### What to produce
Scan the records below and copy every line that contains the string "subtitle".

Excerpts from an interface dataset:
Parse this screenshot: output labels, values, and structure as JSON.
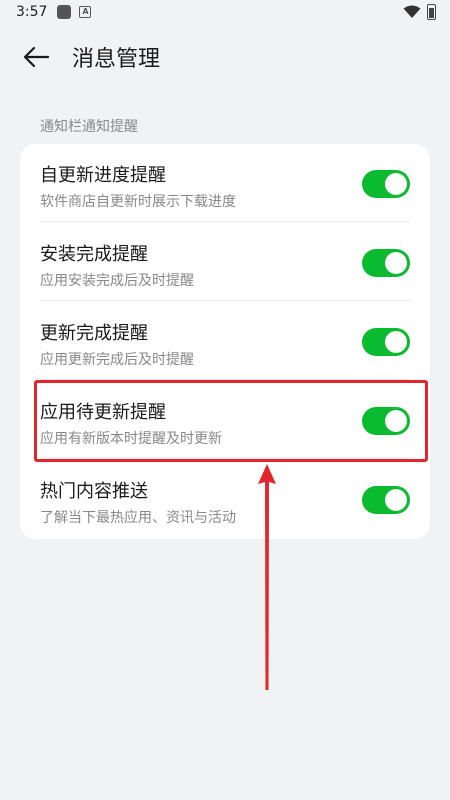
{
  "status_bar": {
    "time": "3:57",
    "a_badge": "A"
  },
  "header": {
    "back_icon": "arrow-left-icon",
    "title": "消息管理"
  },
  "section": {
    "label": "通知栏通知提醒"
  },
  "settings": [
    {
      "title": "自更新进度提醒",
      "subtitle": "软件商店自更新时展示下载进度",
      "enabled": true
    },
    {
      "title": "安装完成提醒",
      "subtitle": "应用安装完成后及时提醒",
      "enabled": true
    },
    {
      "title": "更新完成提醒",
      "subtitle": "应用更新完成后及时提醒",
      "enabled": true
    },
    {
      "title": "应用待更新提醒",
      "subtitle": "应用有新版本时提醒及时更新",
      "enabled": true
    },
    {
      "title": "热门内容推送",
      "subtitle": "了解当下最热应用、资讯与活动",
      "enabled": true
    }
  ],
  "colors": {
    "toggle_on": "#0abb30",
    "highlight": "#e3262d",
    "background": "#f1f2f4"
  }
}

### Written answer
      "subtitle": "软件商店自更新时展示下载进度",
      "subtitle": "应用安装完成后及时提醒",
      "subtitle": "应用更新完成后及时提醒",
      "subtitle": "应用有新版本时提醒及时更新",
      "subtitle": "了解当下最热应用、资讯与活动",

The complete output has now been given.